This may lead to conflicts between several video elements competing for the same hardware resources.
The HTML5 specification is currently silent about how such conflicts are resolved, and very few details are provided about the expected lifecycle of video elements:
Section §18.104.22.168 (normative) specifies that a video element that is detached from a Document goes into a pause state:
When a media element is removed from a Document, the user agent must run the following steps:
- Pause the media element.
Meaning that even when a page is destroyed, the hardware resources may still be preempted by a video element waiting for garbage collection (this is actually the case in at least two WebKit ports).
Section §22.214.171.124 however adds that resource constrained devices should release hardware resources.
"When a media element that is paused is removed from a document and not reinserted before the next time the event loop spins, implementations that are resource constrained are encouraged to take that opportunity to release all hardware resources (like video planes, networking resources, and data buffers) used by the media element. (User agents still have to keep track of the playback position and so forth, though, in case playback is later restarted.)"
... but it is informative !
To summarize, the UC is to provide means to an application to:
- detect video resources conflicts,
- explicitly release video resources it may have preempted.
Allow applications using video elements to coexist and/or degrade gracefully.
This probably requires an evolution of the HTML5 specification
- add more error codes to video playback (MEDIA_ERR_CONFLICT?)
- either move the language in 126.96.36.199 in a normative section, or add a specific procedure to release resources (video.gc() ?)

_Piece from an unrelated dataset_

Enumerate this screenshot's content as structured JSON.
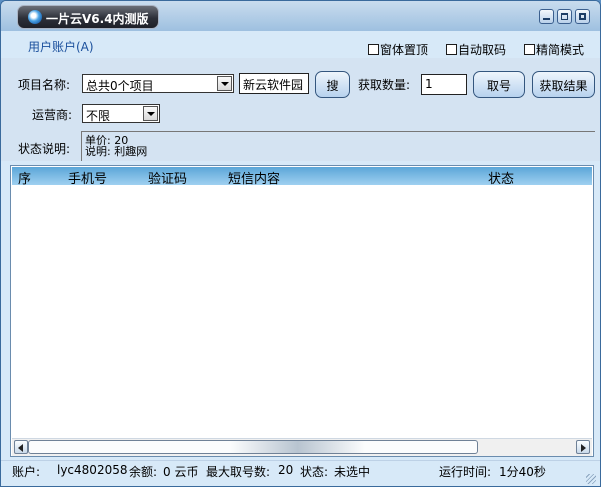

The way we (Opera) have dealt on this on one platform where it wasn't possible to create more than ~20 audio backends without crashing was to put the remaining backends on a "creation queue" to be started when the existing ones were destroyed. This makes it look to the script as if the network is just (very) slow and works well enough. To allow scripts to opt in to detecting this situation, I wouldn't object to a new event of the same caliber as stalled (waiting for network) and waiting (waiting for network, but tied to readyState for some reason), perhaps "yield" or something?